The qualifications you need to teach Spanish will vary according to where you wish to teach; not just at what level, but through what medium and in what country. You will need to research requirements according to these variables, i.e. Private lessons, teaching online, teaching children/adults, teaching public school or college level.
For online tutorials, it can be enough that you are fluent or a native Spanish speaker, without the need for formal certification. If you are interested in seeing how this might work, check out two or three websites such as:
Success as a teacher with many of the online sites will depend on receiving positive student reviews. Acquiring students without a rating may be difficult initially, but tutors with a list of good reviews can command higher fees as that positive feedback accrues.

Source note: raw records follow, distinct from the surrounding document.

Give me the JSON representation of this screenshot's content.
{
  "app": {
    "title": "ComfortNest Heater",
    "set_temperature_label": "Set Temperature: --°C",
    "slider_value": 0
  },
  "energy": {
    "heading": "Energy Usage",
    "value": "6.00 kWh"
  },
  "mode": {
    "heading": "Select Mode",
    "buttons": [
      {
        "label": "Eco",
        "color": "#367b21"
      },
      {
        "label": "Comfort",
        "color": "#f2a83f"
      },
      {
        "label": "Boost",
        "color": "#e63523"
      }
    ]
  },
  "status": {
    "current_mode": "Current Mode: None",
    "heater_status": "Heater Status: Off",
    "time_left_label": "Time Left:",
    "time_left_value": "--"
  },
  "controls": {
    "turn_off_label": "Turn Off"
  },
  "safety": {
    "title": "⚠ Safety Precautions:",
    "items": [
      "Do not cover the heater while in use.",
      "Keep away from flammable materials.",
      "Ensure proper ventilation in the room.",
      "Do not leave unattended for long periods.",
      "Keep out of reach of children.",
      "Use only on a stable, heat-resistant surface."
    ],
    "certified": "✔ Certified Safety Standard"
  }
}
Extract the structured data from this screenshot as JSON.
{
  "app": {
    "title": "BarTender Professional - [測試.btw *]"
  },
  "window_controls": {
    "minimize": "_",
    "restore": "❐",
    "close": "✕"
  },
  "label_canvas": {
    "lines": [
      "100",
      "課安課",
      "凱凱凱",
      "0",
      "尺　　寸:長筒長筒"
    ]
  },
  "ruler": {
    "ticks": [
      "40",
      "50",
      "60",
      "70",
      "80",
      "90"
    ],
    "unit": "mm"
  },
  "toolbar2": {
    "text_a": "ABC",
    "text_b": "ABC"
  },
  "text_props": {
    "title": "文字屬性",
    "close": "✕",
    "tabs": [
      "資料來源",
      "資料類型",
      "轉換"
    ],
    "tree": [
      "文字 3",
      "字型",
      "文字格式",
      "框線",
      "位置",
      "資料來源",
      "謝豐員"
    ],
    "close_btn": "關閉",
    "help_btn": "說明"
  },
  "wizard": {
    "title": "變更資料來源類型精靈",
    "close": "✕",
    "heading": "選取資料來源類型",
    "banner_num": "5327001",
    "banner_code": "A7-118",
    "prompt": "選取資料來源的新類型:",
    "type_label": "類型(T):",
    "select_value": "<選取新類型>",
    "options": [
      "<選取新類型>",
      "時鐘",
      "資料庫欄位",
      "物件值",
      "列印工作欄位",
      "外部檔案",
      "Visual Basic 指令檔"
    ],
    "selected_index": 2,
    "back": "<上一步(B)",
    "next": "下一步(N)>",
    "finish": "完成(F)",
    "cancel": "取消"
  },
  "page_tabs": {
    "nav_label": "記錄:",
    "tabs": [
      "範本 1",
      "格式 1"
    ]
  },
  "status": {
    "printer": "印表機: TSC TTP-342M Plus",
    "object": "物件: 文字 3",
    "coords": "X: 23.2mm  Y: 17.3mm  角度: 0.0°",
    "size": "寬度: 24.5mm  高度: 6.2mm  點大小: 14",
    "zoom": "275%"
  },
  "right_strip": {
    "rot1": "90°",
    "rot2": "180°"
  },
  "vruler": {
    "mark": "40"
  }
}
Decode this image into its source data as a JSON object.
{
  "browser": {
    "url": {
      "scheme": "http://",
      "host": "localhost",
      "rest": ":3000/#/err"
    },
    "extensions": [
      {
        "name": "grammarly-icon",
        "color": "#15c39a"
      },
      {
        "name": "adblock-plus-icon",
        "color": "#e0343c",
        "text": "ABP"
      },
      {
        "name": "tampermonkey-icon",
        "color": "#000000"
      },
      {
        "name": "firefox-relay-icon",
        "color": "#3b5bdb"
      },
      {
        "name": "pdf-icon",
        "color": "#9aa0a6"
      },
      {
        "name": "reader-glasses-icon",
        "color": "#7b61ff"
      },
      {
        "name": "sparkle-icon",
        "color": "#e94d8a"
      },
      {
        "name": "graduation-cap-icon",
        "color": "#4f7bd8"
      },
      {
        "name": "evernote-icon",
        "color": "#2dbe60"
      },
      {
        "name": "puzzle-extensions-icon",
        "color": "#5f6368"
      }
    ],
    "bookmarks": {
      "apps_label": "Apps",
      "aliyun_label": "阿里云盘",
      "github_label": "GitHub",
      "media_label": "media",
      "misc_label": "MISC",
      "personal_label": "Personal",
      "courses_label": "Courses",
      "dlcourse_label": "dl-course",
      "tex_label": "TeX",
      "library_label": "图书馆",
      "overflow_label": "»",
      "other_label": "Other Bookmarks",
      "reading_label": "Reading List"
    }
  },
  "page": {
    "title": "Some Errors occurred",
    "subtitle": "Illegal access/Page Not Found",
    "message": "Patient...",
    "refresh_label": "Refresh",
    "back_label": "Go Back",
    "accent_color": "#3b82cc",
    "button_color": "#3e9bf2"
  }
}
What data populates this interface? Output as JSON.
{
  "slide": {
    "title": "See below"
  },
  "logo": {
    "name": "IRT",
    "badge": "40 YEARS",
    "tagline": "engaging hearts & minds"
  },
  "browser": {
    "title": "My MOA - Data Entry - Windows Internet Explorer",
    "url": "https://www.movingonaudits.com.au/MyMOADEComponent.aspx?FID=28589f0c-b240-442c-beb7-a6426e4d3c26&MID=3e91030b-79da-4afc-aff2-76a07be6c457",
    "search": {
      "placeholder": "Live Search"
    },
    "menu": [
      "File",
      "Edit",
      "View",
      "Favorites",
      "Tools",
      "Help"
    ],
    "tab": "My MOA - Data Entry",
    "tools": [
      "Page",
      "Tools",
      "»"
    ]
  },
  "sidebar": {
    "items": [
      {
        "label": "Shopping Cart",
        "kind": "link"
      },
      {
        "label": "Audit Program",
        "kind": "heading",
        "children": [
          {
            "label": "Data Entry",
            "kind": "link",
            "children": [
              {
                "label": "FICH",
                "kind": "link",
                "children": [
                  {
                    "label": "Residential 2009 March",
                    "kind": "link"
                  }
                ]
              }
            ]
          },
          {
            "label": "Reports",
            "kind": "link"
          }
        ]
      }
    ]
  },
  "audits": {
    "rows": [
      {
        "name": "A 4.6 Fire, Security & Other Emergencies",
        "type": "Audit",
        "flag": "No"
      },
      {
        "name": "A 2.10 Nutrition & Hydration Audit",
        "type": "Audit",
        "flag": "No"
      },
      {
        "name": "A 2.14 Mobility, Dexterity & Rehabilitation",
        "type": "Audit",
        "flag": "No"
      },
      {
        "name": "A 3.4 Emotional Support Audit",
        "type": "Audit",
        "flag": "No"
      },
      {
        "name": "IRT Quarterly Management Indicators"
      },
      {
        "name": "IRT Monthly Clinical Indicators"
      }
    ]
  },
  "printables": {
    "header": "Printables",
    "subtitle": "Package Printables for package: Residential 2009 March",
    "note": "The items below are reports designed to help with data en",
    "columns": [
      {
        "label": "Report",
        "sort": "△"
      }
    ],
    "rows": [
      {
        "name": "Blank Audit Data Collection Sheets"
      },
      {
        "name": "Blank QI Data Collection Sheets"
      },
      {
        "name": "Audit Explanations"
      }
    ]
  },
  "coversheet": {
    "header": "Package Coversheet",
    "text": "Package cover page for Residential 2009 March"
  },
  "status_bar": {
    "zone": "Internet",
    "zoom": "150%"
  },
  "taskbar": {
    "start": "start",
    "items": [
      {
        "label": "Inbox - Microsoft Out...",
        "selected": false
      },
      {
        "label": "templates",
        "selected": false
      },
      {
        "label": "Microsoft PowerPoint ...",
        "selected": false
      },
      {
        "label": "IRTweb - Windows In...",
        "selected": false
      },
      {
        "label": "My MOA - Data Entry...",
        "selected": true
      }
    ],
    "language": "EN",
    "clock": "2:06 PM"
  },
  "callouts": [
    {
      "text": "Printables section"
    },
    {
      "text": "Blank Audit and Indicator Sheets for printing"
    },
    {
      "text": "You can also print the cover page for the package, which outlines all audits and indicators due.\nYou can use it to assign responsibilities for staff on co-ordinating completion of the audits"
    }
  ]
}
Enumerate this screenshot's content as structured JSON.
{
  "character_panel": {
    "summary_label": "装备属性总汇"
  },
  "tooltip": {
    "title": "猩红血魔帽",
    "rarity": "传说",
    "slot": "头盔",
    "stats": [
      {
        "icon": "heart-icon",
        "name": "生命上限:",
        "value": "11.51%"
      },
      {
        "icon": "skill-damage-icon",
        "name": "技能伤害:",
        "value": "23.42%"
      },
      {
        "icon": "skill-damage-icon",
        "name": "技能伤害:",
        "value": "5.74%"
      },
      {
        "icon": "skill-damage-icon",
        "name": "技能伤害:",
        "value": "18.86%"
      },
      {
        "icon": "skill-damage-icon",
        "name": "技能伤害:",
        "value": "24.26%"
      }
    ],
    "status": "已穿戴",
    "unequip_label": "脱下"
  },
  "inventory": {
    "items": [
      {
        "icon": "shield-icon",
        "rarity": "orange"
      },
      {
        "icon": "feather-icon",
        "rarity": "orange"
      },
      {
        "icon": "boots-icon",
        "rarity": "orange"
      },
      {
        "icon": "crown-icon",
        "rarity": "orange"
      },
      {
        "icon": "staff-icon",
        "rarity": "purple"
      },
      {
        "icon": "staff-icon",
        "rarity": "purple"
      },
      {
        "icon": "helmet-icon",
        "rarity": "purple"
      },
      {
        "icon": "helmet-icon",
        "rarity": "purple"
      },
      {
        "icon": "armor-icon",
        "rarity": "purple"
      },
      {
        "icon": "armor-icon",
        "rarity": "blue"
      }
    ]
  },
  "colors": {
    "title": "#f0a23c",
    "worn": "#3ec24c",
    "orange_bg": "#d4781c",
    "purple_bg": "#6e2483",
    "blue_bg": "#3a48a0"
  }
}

As a private tutor you could advertise to assist students through a recognized curriculum like Rosetta Stone, Pimsleur or another of the popular language programs. This type of teaching wouldn’t necessarily require credentials other than your native fluency and knowledge of Spanish or Latin culture.
Both online teaching and working as a private instructor have the advantage of allowing you to set your own hours to accommodate family, work and other commitments. Working from home is also seen by many as a desirable option; you have fewer expenses, no commute, no "work wardrobe”, no time clock, no boss.
In more formal settings such as teaching within the school system, qualifications to teach Spanish will include advanced certification such as a bachelor’s degree in Spanish education. Again, this may vary according to what country you intend to teach in.
Probably the best approach would be to contact the educational institutions you are hoping to work for, and determine their specific prerequisites, to ensure any training you undertake is in compliance with general standards for this level of teaching.